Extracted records
--------------------------------------------------
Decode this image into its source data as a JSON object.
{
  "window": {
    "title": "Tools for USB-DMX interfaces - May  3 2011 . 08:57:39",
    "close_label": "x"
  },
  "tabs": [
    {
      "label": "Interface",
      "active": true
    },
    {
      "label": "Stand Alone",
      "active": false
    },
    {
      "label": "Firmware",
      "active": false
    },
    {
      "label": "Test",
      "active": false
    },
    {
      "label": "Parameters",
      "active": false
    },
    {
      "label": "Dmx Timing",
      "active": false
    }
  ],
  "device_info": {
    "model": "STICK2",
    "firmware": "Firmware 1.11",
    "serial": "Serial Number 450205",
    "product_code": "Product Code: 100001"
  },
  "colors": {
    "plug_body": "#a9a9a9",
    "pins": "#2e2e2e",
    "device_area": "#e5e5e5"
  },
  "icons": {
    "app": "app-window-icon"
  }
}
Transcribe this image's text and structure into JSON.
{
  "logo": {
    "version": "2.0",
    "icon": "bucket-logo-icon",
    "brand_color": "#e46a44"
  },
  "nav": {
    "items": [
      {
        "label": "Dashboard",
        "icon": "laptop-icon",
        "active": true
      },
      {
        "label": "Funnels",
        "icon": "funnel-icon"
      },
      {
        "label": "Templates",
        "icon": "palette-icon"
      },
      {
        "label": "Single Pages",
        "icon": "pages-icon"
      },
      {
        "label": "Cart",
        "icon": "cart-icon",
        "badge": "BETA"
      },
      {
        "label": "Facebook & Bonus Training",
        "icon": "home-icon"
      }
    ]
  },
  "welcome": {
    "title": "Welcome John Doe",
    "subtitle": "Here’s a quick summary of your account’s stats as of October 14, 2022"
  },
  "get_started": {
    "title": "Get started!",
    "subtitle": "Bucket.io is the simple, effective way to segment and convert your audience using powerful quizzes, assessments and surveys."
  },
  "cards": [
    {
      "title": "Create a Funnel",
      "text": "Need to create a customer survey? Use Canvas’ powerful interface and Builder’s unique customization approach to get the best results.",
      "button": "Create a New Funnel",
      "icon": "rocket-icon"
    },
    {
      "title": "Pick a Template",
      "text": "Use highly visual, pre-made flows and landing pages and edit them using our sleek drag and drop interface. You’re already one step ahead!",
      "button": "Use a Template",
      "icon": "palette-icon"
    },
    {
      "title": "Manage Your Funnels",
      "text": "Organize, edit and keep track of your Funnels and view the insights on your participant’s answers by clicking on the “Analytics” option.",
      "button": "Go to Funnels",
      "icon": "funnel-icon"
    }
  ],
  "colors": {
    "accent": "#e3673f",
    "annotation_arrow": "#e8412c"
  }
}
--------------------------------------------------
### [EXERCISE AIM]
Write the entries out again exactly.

### [ANSWER SECTION]
Decode this image into its source data as a JSON object.
{
  "window": {
    "title": "Tools for USB-DMX interfaces - May  3 2011 . 08:57:39",
    "close_label": "x"
  },
  "tabs": [
    {
      "label": "Interface",
      "active": true
    },
    {
      "label": "Stand Alone",
      "active": false
    },
    {
      "label": "Firmware",
      "active": false
    },
    {
      "label": "Test",
      "active": false
    },
    {
      "label": "Parameters",
      "active": false
    },
    {
      "label": "Dmx Timing",
      "active": false
    }
  ],
  "device_info": {
    "model": "STICK2",
    "firmware": "Firmware 1.11",
    "serial": "Serial Number 450205",
    "product_code": "Product Code: 100001"
  },
  "colors": {
    "plug_body": "#a9a9a9",
    "pins": "#2e2e2e",
    "device_area": "#e5e5e5"
  },
  "icons": {
    "app": "app-window-icon"
  }
}
Transcribe this image's text and structure into JSON.
{
  "logo": {
    "version": "2.0",
    "icon": "bucket-logo-icon",
    "brand_color": "#e46a44"
  },
  "nav": {
    "items": [
      {
        "label": "Dashboard",
        "icon": "laptop-icon",
        "active": true
      },
      {
        "label": "Funnels",
        "icon": "funnel-icon"
      },
      {
        "label": "Templates",
        "icon": "palette-icon"
      },
      {
        "label": "Single Pages",
        "icon": "pages-icon"
      },
      {
        "label": "Cart",
        "icon": "cart-icon",
        "badge": "BETA"
      },
      {
        "label": "Facebook & Bonus Training",
        "icon": "home-icon"
      }
    ]
  },
  "welcome": {
    "title": "Welcome John Doe",
    "subtitle": "Here’s a quick summary of your account’s stats as of October 14, 2022"
  },
  "get_started": {
    "title": "Get started!",
    "subtitle": "Bucket.io is the simple, effective way to segment and convert your audience using powerful quizzes, assessments and surveys."
  },
  "cards": [
    {
      "title": "Create a Funnel",
      "text": "Need to create a customer survey? Use Canvas’ powerful interface and Builder’s unique customization approach to get the best results.",
      "button": "Create a New Funnel",
      "icon": "rocket-icon"
    },
    {
      "title": "Pick a Template",
      "text": "Use highly visual, pre-made flows and landing pages and edit them using our sleek drag and drop interface. You’re already one step ahead!",
      "button": "Use a Template",
      "icon": "palette-icon"
    },
    {
      "title": "Manage Your Funnels",
      "text": "Organize, edit and keep track of your Funnels and view the insights on your participant’s answers by clicking on the “Analytics” option.",
      "button": "Go to Funnels",
      "icon": "funnel-icon"
    }
  ],
  "colors": {
    "accent": "#e3673f",
    "annotation_arrow": "#e8412c"
  }
}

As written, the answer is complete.